Many Tory MPs who were worried about the cuts are also sympathetic to the Chancellor’s predicament in having to find £12bn of cuts to the welfare budget from somewhere, and they point out that none of his critics have really come up with a viable alternative. And they feel as though they have made their point, and that the Lords have driven that point home. This means they are reasonably confident of adequate mitigation in a few weeks’ time. They have been suggesting various ways of funding the mitigation, such as putting a penny on fuel duty, but chief whip Mark Harper has been making clear in private discussions that this isn't going to happen as it would contradict the manifesto.

Andrew Percy, one of those who first voiced concerns about the cuts, tells Coffee House:

‘I am confident that the measures of mitigation will be announced and I trust the government now having understood the will of the lords and also of a lot of Conservative backbenchers to get it right. This is what my constituents wanted and this is what scores of Tory MPs want too.’

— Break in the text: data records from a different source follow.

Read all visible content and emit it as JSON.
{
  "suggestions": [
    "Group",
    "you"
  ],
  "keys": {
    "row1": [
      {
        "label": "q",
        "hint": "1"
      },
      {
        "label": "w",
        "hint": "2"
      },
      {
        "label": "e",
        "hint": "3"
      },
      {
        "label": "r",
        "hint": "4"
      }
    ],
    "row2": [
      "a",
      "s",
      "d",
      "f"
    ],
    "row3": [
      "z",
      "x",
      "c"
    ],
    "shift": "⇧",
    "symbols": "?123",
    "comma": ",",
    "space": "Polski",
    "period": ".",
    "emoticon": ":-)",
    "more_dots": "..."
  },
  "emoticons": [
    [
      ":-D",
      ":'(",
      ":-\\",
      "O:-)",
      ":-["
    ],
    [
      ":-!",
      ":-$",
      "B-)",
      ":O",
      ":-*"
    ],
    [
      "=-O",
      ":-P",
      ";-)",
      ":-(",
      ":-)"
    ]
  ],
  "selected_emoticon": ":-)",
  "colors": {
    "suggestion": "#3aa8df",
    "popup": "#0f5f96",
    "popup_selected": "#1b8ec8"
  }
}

Osborne knows that he cannot announce protection for tax credit recipients that turns out to be a sleight of hand. Even announcing them on Autumn Statement day when he, not his opponents, is the centre of attention won’t protect him: his backbenchers are too worried and his foes too energised to let him off with anything less.

Written byIsabel Hardman

Isabel Hardman is assistant editor of The Spectator. She also presents Radio 4’s Week in Westminster and is author of Why We Get The Wrong Politicians.

Topics in this articlePoliticseconomygeorge osborne